Violence against children is a crime that affects all communities. According to a 2006 UNICEF report, up to 362,000 children in Canada are exposed to domestic violence. Newcomer children and their families face additional barriers to accessing support when there is violence in the home.
Who are Newcomer Children?
Newcomer children are immigrant, refugee, and non-status children under the age of 12.
How is Violence Against Newcomer Children Distinct?
Living in a violent or abusive situation is very harmful for children, and even the experience of safety planning can have long-lasting impacts upon their emotional and physical wellbeing. For refugee children, there may be an intense fear of being separated from their parent or caregiver as a result of the violence.
In domestic violence situations where one parent is abusing the other, children can also be victims of violence or abuse. For example:
A Note on Child Sexual Abuse
Child sexual abuse is a serious crime. Newcomer children may also be living with sexual abuse. The sexual abuse could be occurring on its own, or in addition to domestic violence.
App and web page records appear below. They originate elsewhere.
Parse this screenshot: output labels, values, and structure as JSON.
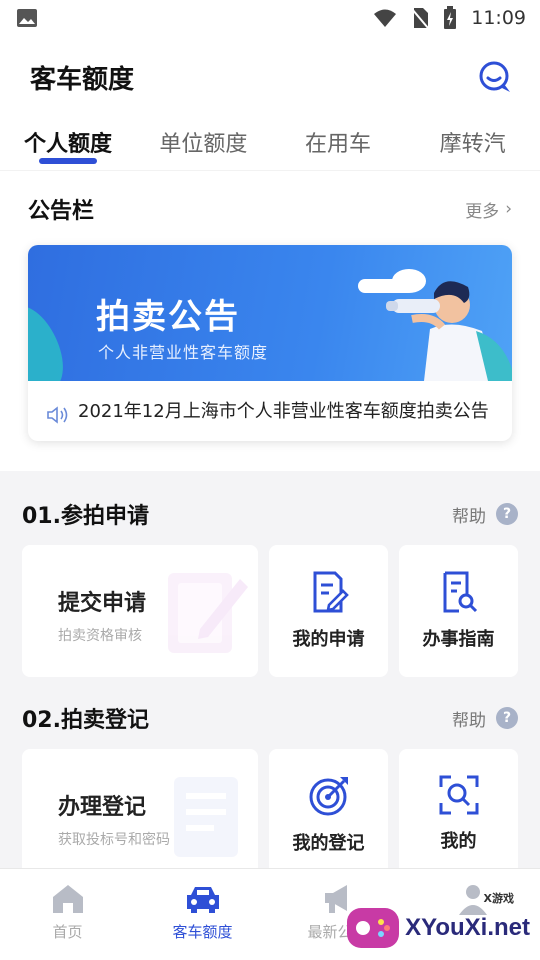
{
  "status_bar": {
    "time": "11:09"
  },
  "header": {
    "title": "客车额度"
  },
  "tabs": [
    {
      "label": "个人额度",
      "active": true
    },
    {
      "label": "单位额度",
      "active": false
    },
    {
      "label": "在用车",
      "active": false
    },
    {
      "label": "摩转汽",
      "active": false
    }
  ],
  "notice_board": {
    "title": "公告栏",
    "more_label": "更多",
    "banner_title": "拍卖公告",
    "banner_subtitle": "个人非营业性客车额度",
    "notice_text": "2021年12月上海市个人非营业性客车额度拍卖公告"
  },
  "section1": {
    "title": "01.参拍申请",
    "help_label": "帮助",
    "big_card": {
      "title": "提交申请",
      "subtitle": "拍卖资格审核"
    },
    "cards": [
      {
        "label": "我的申请",
        "icon": "edit-document-icon"
      },
      {
        "label": "办事指南",
        "icon": "search-document-icon"
      }
    ]
  },
  "section2": {
    "title": "02.拍卖登记",
    "help_label": "帮助",
    "big_card": {
      "title": "办理登记",
      "subtitle": "获取投标号和密码"
    },
    "cards": [
      {
        "label": "我的登记",
        "icon": "target-icon"
      },
      {
        "label": "我的",
        "icon": "scan-search-icon"
      }
    ]
  },
  "tabbar": [
    {
      "label": "首页",
      "icon": "home-icon",
      "active": false
    },
    {
      "label": "客车额度",
      "icon": "car-icon",
      "active": true
    },
    {
      "label": "最新公告",
      "icon": "megaphone-icon",
      "active": false
    },
    {
      "label": "",
      "icon": "user-icon",
      "active": false
    }
  ],
  "watermark": {
    "text": "XYouXi.net",
    "small": "X游戏"
  },
  "colors": {
    "accent": "#2e4fd6",
    "banner": "#3a7fe9"
  }
}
For more information on sexual abuse and how to support a child living with sexual abuse, please visit RAINN.org.
- Children can be pitted by one parent against another, or abused by one parent to hurt the other
- When trying to intervene to stop the harm to their parent, a child can be hit or abused
- Children can internalize the violence or abuse and believe that they are responsible
- Children can be socially isolated just as their parent who is being abused – this social isolation could be forced by the person abusing, or the child could isolate themselves to avoid having to answer questions from friends or neighbours
Signs of Abuse in Newcomer Children
Children may not verbalize their experience about being exposed to violence or abuse, but there could be some visible signs, such as:
- physical signs (tiredness, headaches, stomach aches)
- emotional signs (sadness, constant worry about potential danger, withdrawal, aggression or bullying towards peers or siblings, outbursts of anger)
- self-esteem and confidence issues
- stereotyped beliefs about males as aggressors and females as victims
- substance abuse
What Barriers Can Affect Newcomer Children and their Families?
- Some immigrant and refugee women are unable to flee with their children
- Some immigrant and refugee women are held in immigration detention on an indefinite basis, separated from their children
- Some immigrant women are unable to sponsor their children given the changes to the immigration system, and are not reunited for years
- Some refugee or non-status women whose children were born in Ontario face an incredibly difficult situation if their refugee application is denied or if they receive a deportation order
- Some immigrant women, who are able to get access to shelter supports, find that their older male children are not allowed to stay in the shelter